A state audit released Thursday reveals a discrepancy of more than $100 million and raises major questions about the reliability of the Massachusetts Bay Transportation Authority’s automated fare collection system. The audit covered five years, from 2006 to 2011. During that time, the MBTA's automated fare collection system recorded more than $225 million. But the actual fare box cash receipts deposited were just $123 million.
"What we're finding is that the machines are not accurately recording the amount of money being taken in," says state auditor Suzanne Bump.
Bump says they have no evidence that money was stolen, but no assurance that it hasn’t been. They just don’t know.
Since 2005, the T’s automated fare collection system has not been able to properly record the intake of cash or communicate electronically with the MBTA central accounting system. Fare box collections have therefore been manually counted and cannot be reconciled with any of the system’s revenue reports.
"What it means is the technology that should be able to be relied upon, and was purchased at a great cost, still doesn't work properly," says Bump.
In addition, the money collected in fare boxes was not tracked when removed from buses and trolleys, and the MBTA lost 12 keys that open the cash boxes.
In an statement, the MBTA said, "The MBTA is confident than [sic] all cash is handled appropriately and in a secure manner. The issues identified in the audit report reflect software integration issues in the fare collection system – not a loss of revenue." The MBTA also stated that while integrating the processing of Charlie Card and cash fares after the card's 2006 introduction "has proved more complicated than originally thought," they are "confident in the data from the cash processing system."
The audit comes at a time that the T is under fire for its deficit and recent fare increases. Auditor Bump is calling on the MBTA to immediately correct the software and hardware problems.
The following is the complete statement released by the MBTA:
The MBTA is confident than all cash is handled appropriately and in a secure manner. The issues identified in the audit report reflect software integration issues in the

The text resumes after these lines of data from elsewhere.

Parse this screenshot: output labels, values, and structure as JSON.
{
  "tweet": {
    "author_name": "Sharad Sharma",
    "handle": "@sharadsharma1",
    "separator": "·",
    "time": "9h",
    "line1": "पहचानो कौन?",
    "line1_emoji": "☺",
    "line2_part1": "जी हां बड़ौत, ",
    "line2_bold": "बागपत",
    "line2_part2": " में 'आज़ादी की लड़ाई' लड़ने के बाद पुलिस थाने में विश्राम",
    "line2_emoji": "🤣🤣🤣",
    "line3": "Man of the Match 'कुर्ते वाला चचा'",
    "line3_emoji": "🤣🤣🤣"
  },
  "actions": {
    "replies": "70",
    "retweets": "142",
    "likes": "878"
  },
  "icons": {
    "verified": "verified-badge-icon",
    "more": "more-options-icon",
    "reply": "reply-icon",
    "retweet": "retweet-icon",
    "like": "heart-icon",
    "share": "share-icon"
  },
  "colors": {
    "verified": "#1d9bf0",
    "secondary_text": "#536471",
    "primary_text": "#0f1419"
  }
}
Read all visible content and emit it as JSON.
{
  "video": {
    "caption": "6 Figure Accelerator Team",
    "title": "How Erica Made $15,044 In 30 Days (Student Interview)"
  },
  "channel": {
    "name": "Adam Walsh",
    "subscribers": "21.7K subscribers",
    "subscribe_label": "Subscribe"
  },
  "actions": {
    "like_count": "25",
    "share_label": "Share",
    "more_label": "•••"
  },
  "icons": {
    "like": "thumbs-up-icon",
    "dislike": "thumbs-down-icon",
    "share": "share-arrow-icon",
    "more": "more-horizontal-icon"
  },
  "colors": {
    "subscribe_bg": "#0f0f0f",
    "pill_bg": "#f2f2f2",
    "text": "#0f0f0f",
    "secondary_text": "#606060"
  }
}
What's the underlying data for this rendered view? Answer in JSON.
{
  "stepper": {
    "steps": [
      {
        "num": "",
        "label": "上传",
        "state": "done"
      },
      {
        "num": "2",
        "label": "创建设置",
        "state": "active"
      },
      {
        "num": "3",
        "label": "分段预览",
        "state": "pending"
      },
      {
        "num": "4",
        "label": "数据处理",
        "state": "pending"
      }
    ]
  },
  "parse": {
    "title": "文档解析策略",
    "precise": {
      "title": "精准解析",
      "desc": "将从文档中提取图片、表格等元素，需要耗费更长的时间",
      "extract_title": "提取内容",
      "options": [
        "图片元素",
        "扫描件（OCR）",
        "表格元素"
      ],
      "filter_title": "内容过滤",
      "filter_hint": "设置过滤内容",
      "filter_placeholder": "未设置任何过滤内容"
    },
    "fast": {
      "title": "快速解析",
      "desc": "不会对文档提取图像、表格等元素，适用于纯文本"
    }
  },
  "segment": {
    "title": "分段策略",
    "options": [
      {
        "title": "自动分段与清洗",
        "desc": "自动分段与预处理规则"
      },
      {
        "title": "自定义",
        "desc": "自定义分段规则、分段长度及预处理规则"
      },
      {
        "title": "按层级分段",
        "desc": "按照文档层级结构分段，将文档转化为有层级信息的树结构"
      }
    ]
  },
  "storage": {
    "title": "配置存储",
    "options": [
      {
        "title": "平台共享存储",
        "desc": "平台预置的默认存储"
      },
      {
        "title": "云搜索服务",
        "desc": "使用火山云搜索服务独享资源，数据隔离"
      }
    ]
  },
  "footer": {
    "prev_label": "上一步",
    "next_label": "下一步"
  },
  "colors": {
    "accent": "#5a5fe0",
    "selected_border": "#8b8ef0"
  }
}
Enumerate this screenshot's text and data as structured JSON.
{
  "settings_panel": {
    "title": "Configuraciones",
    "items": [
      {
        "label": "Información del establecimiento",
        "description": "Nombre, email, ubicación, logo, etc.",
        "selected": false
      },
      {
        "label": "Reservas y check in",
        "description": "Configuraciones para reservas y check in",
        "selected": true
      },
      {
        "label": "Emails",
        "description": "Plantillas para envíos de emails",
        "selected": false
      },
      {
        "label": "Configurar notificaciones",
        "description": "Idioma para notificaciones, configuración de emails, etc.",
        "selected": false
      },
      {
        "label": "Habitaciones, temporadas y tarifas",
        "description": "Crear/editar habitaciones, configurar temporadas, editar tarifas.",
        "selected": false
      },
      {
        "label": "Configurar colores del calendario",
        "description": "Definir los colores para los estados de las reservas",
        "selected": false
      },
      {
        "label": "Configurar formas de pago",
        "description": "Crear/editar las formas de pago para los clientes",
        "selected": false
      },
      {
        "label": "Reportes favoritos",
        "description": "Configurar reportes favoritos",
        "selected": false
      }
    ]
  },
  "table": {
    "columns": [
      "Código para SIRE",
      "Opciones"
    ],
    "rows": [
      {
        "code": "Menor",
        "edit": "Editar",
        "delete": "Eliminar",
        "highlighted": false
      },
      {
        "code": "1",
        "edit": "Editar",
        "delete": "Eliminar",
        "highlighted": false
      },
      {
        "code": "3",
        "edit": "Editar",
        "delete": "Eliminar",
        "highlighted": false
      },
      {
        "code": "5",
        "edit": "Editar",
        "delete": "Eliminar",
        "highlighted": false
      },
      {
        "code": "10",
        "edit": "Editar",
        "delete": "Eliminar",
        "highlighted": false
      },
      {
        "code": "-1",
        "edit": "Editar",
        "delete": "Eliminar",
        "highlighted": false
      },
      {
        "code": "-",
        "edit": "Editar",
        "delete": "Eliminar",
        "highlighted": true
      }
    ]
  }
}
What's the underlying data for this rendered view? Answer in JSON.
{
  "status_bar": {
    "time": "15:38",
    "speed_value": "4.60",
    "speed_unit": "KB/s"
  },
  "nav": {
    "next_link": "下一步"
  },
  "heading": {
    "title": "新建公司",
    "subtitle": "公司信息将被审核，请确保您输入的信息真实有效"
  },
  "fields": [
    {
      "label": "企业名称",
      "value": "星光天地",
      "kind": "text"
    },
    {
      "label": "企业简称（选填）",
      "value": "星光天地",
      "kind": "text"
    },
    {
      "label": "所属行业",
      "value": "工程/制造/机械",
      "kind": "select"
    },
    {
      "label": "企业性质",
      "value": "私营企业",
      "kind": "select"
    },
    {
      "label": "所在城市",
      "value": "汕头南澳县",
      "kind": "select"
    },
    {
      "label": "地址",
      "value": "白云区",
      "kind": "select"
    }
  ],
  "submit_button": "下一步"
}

All cash collected on MBTA bus and light rail vehicles is securely transferred from on-board fare boxes to the MBTA’s revenue department. At all points in the process, cash handling is performed securely using a key card access controlled system and under constant video surveillance. While reconciliation is made more difficult by the software and business process issues, all revenue is being securely collected, counted and deposited.
The MBTA uses an industry leading software system for cash processing. The MBTA is confident that cash counts in this system correctly reflect fare box deposits. Upon the implementation of the CharlieCard fare collection system in 2006, the plan was to reconcile cash processing counts to the fare collection system. This integration has proved more complicated than originally thought. The MBTA is confident in the data from the cash processing system.
The MBTA has undertaken a reorganization of its Automated Fare Collection program in recent months. As the automated fare collection project implementation is completed, this reorganization ensures all fare collection roles and responsibilities have be realigned within the organization.